This is the smashing Bernice Chan, a journalist from the South China Morning Post who wrote an article on me and the SOTM World Tour.

And here’s our brilliant Hong Kong host – Richard Lai, who’s senior editor for Engadget.

I met him a few years ago at his leaving do in London, a result of us having a mutual friend. He handed me his card, told me to look him up if ever I came to HK during the SOTM World Tour – which was firmly at the would-love-to-do-this-some-day stage – and that was it. Whole meeting was about eight minutes.

Years later I wrote to him, told him we were coming at long last and he kindly invited us to stay at his family home. I could just about remember what he looked like.

What lay in store for us was nothing short of sensational. Richard’s whole family, and his parents in particular, welcomed us warmly, fed us well and his dad also took us out for food a few times. Kate and I were stunned at how kind and hospitable the whole Lai family were. Richard himself couldn’t do enough for us and took us round to some great spots, and to some superb places to eat.

Here we all are at a dinner in their lovely home.

1655948_10100128315623485_1649446407_nAnd here’s Richard’s SOTM. A gregarious and fun chap, he nevertheless chose a thoughtful and moving story about his uncle.

And here’s a quick selfie that we took as we were heading out the door to the airport – a lovely memento of an incredible time in an unforgettable city.

I’ll just give a brief mention to our day trip to nearby Macau, another Special Administrative Region accessed by a comfortable ferry ride and which was a charming spot to see.

It contains a really unusual blend of the glass/steel buildings expected from modern-day China, and the beautiful architecture that betrays Macau’s brush with Portuguese rule, which began in the 16th Century and didn’t fully loosen its grip until the end of 1999.



1959363_10153870601770241_1569522372_nDid I mention the casinos?
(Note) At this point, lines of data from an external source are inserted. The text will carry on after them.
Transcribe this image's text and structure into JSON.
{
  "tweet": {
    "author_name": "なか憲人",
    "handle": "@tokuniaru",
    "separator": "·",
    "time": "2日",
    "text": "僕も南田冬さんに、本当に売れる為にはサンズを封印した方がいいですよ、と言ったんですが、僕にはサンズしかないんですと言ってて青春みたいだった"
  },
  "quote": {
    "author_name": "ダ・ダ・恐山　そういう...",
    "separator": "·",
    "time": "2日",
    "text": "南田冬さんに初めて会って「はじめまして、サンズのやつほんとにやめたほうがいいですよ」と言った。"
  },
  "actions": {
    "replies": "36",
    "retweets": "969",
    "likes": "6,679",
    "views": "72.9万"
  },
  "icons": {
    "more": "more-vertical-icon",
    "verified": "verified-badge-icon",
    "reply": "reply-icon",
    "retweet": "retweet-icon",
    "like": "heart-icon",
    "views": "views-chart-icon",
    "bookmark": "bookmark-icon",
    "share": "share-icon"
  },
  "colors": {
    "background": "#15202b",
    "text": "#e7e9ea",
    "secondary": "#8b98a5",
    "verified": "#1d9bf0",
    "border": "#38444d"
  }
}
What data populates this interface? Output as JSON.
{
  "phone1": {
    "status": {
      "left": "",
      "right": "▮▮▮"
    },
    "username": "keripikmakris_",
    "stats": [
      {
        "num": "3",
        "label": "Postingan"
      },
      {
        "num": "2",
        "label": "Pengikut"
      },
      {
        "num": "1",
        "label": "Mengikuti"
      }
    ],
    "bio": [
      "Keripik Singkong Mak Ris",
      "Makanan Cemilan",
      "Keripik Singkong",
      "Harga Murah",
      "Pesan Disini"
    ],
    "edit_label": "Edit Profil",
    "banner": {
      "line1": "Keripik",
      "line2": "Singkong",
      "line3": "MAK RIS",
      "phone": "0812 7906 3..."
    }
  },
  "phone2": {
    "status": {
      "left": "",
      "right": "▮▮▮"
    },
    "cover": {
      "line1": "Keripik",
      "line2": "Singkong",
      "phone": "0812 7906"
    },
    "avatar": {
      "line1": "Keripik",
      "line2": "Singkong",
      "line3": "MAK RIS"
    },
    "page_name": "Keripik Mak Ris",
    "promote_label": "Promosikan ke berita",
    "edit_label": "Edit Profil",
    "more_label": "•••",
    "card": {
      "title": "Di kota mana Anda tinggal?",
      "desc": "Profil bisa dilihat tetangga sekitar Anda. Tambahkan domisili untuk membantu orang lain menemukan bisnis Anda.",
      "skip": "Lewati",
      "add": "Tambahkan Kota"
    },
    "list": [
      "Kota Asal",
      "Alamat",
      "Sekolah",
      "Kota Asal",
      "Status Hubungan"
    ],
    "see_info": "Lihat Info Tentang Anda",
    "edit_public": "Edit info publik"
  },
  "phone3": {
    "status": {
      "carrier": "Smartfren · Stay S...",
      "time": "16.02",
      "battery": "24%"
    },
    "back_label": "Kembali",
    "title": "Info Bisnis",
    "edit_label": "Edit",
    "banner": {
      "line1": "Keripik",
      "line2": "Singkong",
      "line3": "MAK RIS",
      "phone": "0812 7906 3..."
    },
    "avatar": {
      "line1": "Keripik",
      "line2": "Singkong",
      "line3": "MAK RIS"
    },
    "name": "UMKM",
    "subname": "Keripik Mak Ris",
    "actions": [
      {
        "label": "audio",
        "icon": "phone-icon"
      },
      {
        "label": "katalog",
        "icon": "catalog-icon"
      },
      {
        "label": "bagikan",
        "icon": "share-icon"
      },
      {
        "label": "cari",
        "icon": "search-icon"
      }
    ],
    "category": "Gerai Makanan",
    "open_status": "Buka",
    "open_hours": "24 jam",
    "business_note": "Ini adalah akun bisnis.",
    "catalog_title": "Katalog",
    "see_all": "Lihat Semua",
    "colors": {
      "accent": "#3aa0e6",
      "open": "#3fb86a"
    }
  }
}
You simply can’t miss them and are largely what Macau is known for. When awaiting the ferry in Hong Kong, a stern voice recording was warning the passengers about how “gambling can mean you losing EVERYthing”.

Don’t be so hasty as to describe Macau as a Chinese Vegas, for it’s known as the “Monte Carlo of the Orient”. A far classier title (even though I love Vegas).

Macau actually overtook Vegas in gaming revenues in 2007, so it’s a major player on the world gambling stage.

1964829_10153870635475241_488400291_n So after our unforgettable time in Asia it was back to the good old US of A and San Francisco to begin with, where I was determined to make it on to Alcatraz, and just as determined to make it off again the same day. More of that next time.